Funeral arrangements from Heritage Funeral Home: A celebration of his life and God's grace will be held at 1:00 PM Friday December 30, 2011 at First Presbyterian Church with with Ben Haden and Rev. Chris Ehlers officiating. Grandsons will serve as pallbearers. Interment will follow at Chattanooga National Cemetery with full military honors. The family will receive friends at noon at the church on Friday, as well as Thursday evening from 5 – 8 PM at Heritage Funeral Home, 7454 E. Brainerd Road, Chattanooga, Tennessee.

Here is the complete obituary:

Roger Dean Ingvalson, Col. (Ret.) USAF, 83, of Chattanooga, passed away on December 24, 2011. Born in the farming community of Blooming Prairie, MN on June 20, 1928, he was preceded in death by his parents, Bennie and Ida Hanson Ingvalson, his first wife, Jackie, three sisters and two brothers. He is survived by his wife of 38 years, Booncy, and four sons: Mike Fullam (Dawn), Cleveland, TN; Craig Ingvalson (Katy), Chattanooga, TN; Mark Fullam (Nancy), Rising Fawn, GA; and Gary Fullam (Melissa), Atlanta, GA; and seven grandchildren, Wayne Fullam, Cadet Haden Fullam, Cadet Jay P. Fullam, Ben Ingvalson, Maggie Ingvalson, Grace Fullam, and Eliason Fullam.

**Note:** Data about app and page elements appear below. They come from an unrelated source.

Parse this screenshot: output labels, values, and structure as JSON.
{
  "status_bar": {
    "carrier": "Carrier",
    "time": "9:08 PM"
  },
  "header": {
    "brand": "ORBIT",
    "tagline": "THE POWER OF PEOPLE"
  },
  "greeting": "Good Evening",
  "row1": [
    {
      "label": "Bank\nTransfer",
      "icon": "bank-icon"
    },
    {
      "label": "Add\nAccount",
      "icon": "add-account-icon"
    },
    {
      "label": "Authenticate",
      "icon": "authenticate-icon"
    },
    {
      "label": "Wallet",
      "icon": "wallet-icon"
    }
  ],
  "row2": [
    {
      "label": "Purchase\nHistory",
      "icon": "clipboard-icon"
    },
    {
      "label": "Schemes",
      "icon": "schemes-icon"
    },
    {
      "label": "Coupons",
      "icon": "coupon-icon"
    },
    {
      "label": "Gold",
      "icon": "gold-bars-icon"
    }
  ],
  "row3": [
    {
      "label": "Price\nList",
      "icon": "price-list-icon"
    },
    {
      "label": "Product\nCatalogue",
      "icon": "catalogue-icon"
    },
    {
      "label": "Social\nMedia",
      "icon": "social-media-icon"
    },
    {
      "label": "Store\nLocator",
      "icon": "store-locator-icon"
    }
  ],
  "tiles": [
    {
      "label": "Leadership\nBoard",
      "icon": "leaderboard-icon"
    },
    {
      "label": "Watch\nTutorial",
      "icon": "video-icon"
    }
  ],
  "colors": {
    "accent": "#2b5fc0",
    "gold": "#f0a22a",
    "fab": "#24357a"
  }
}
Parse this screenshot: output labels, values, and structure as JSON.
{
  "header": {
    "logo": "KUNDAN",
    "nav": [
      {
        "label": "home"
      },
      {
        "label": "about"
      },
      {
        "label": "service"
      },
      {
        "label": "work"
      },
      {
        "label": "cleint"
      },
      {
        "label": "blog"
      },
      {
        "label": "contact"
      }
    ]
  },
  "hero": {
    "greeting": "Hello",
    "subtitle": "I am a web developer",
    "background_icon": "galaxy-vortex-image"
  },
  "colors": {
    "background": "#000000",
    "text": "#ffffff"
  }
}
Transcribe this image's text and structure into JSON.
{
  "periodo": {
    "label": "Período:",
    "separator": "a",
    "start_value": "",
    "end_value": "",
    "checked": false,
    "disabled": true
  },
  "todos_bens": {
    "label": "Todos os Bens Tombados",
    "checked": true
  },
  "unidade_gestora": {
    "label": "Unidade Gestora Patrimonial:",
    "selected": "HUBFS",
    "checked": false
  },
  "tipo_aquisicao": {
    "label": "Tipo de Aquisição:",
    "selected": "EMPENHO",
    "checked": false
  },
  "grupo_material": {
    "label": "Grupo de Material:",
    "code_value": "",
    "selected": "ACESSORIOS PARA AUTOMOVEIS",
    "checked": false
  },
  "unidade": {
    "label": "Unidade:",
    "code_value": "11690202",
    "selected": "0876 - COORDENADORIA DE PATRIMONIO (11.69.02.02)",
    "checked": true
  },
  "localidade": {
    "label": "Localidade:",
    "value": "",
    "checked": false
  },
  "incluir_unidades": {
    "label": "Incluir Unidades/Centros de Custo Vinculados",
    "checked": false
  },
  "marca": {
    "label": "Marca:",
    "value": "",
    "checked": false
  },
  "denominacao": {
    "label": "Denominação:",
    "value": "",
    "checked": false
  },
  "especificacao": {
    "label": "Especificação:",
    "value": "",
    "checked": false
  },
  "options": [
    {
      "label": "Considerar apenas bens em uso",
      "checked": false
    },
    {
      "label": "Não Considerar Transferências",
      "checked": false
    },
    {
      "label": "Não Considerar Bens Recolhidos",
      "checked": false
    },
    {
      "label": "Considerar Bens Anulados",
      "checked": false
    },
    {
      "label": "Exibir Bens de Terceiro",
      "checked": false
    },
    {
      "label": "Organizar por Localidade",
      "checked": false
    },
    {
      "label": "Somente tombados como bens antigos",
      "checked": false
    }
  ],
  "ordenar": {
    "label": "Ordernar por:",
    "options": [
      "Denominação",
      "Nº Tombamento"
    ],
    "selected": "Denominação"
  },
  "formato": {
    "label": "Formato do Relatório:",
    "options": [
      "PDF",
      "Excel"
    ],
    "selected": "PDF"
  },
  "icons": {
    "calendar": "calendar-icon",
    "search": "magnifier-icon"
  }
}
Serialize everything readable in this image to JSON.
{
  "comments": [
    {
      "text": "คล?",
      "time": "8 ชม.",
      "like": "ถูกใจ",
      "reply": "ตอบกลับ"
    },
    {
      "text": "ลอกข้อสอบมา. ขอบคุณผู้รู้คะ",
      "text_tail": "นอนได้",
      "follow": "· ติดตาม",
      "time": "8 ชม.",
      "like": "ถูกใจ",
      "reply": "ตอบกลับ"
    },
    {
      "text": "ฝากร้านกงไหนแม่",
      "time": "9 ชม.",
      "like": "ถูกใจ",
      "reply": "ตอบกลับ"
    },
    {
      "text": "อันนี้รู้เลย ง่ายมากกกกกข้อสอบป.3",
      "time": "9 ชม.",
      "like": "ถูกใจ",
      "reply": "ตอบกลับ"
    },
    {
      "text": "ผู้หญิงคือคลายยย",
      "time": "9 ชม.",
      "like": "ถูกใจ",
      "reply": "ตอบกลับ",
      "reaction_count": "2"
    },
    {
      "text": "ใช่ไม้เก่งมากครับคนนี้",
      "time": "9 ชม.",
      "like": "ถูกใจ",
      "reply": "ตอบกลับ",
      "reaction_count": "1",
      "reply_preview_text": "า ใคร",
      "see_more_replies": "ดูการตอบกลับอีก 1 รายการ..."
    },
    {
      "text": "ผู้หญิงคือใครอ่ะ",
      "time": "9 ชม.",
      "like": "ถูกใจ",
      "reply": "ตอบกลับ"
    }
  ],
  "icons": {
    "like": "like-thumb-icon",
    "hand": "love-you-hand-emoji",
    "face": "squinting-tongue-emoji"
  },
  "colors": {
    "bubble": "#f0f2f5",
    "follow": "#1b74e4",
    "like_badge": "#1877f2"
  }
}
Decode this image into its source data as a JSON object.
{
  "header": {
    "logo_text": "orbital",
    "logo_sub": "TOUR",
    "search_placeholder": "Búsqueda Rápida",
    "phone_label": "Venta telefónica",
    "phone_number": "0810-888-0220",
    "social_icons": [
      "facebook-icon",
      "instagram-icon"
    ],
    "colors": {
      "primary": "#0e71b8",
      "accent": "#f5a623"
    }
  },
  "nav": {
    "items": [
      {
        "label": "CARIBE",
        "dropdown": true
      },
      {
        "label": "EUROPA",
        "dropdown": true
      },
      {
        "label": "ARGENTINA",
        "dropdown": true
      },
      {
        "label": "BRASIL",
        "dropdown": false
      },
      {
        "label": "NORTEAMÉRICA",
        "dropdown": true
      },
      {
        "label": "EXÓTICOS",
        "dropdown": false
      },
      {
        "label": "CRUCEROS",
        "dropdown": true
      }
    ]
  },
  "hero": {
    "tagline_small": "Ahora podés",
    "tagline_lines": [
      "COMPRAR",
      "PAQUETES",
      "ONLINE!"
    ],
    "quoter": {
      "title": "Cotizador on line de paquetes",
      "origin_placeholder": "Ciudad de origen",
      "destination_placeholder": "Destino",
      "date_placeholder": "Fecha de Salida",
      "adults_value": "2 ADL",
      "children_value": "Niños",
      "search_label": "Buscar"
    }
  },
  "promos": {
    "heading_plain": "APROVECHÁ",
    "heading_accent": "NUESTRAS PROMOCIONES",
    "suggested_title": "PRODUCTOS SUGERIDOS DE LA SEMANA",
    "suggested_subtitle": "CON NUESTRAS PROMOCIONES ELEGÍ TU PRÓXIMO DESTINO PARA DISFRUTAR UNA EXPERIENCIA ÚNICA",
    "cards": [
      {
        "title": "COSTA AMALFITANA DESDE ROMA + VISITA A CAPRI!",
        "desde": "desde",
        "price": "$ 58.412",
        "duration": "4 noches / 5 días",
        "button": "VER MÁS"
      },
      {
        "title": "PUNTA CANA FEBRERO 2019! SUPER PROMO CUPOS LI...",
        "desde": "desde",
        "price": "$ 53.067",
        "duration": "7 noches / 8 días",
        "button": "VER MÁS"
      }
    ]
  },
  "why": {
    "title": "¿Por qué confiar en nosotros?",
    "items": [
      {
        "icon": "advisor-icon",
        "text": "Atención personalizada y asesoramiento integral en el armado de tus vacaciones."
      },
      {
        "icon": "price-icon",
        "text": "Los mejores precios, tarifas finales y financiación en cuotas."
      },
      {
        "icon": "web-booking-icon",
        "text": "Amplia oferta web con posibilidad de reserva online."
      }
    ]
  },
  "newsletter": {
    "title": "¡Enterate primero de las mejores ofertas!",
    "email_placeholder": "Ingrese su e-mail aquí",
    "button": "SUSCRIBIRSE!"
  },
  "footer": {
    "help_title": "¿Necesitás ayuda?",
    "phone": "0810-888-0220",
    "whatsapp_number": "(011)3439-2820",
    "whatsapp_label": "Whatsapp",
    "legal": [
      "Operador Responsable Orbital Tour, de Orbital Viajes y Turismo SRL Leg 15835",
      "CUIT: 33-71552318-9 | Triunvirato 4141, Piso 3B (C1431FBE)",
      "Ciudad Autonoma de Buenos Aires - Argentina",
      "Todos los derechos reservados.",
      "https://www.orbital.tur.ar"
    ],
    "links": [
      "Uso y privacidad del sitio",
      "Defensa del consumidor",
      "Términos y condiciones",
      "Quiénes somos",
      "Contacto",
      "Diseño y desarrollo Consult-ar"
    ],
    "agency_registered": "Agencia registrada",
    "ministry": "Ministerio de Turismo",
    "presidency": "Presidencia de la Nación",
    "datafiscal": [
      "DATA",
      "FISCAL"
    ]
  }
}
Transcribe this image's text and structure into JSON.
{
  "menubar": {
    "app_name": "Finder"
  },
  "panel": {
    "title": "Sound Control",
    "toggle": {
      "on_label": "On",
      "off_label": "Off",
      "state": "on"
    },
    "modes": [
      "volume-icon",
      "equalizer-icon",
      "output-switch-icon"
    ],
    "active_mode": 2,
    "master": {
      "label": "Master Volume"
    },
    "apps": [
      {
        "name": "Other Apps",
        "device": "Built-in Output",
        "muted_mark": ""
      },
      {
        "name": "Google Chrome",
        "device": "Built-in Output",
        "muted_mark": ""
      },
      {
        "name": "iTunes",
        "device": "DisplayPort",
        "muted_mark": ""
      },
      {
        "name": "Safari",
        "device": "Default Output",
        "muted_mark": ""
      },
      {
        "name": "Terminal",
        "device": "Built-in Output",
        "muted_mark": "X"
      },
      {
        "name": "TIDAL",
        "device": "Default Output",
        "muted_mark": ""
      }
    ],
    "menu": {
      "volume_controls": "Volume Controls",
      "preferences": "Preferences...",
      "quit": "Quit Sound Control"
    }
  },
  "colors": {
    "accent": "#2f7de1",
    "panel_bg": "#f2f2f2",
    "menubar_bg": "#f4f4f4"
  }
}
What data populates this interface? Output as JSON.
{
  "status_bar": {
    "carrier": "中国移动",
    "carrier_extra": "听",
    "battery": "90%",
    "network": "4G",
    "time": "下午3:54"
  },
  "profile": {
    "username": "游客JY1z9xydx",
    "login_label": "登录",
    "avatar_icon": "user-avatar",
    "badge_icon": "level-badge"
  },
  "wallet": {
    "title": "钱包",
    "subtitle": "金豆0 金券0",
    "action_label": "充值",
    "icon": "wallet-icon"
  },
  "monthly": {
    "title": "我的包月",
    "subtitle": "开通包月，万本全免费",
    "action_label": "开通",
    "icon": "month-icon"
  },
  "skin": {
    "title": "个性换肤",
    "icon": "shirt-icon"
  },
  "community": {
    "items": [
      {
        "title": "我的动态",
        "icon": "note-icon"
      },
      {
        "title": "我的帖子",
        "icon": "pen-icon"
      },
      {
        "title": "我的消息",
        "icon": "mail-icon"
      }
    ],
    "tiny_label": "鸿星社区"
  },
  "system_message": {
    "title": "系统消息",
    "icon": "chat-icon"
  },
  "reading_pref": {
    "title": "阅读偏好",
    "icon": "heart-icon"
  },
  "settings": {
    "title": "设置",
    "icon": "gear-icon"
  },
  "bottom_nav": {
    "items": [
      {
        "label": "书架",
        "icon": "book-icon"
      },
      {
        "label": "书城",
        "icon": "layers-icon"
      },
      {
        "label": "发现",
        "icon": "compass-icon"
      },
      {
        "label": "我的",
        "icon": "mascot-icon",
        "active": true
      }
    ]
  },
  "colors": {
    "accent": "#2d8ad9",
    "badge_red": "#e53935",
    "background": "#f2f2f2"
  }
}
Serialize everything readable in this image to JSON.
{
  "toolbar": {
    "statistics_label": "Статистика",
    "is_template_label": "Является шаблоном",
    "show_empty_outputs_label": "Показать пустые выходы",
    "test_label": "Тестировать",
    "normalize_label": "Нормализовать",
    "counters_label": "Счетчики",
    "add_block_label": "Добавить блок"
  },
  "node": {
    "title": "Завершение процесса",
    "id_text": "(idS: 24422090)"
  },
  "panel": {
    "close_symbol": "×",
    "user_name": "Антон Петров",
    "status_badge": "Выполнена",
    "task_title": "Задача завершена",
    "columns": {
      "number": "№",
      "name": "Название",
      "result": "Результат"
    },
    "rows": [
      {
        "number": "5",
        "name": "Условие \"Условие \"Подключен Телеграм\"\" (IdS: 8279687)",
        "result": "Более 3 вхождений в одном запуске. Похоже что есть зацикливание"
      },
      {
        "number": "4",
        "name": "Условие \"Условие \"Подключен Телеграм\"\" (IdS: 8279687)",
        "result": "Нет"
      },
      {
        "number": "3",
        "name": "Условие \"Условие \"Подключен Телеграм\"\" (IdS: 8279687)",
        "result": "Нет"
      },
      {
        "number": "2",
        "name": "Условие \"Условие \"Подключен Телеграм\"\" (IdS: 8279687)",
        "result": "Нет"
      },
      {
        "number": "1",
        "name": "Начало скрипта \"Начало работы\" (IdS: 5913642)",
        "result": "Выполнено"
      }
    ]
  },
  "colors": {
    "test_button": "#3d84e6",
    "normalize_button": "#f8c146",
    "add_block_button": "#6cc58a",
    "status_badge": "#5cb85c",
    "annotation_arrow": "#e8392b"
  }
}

Roger joined the Air Force in 1950, becoming a pilot and flying the top fighter jets of the 1950's and 60's. In early 1968, he was called to combat duty with orders to fly 100 missions over North Vietnam. On May 28, 1968, his 87th mission, he was shot down by enemy fire and taken prisoner of war, where he remained until March of 1973. Upon his return in 1973, he married his best friend's widow, Booncy, uniting the two Air Force families, and moving to Chattanooga, TN. in 1976. His Air Force decorations include the Silver Star, the Legion of Merit, three Distinguished Flying Crosses, two Bronze Stars, two Purple Hearts, and seven Air Medals. In 1981, he started Chattanooga Prison Ministries, now Prison and Prevention Ministries.

He was active in several civic organizations; Boards of Directors for Bethel Bible Village, Goodwill, Salvation Army and Bonny Oaks Foundation, and was active on the Chattanooga Armed Forces Committee, Chattanooga Downtown Rotary, and Christian Businessmen's Committee. He and his wife have been long time members of First Presbyterian Church where he was a ruling elder. Raised in a church all his life, he turned his life over to his personal Lord and Savior, Jesus Christ, in 1968. Since that day, his life's actions and decisions were guided by that act. He was a man who successfully blended military bravery and heroism with a gentle, compassionate heart for every person he met. In lieu of flowers, donations may be made to Prison and Prevention Ministries, Changed Lives, World Missions of First Presbyterian Church, or Siskin Children's Institute.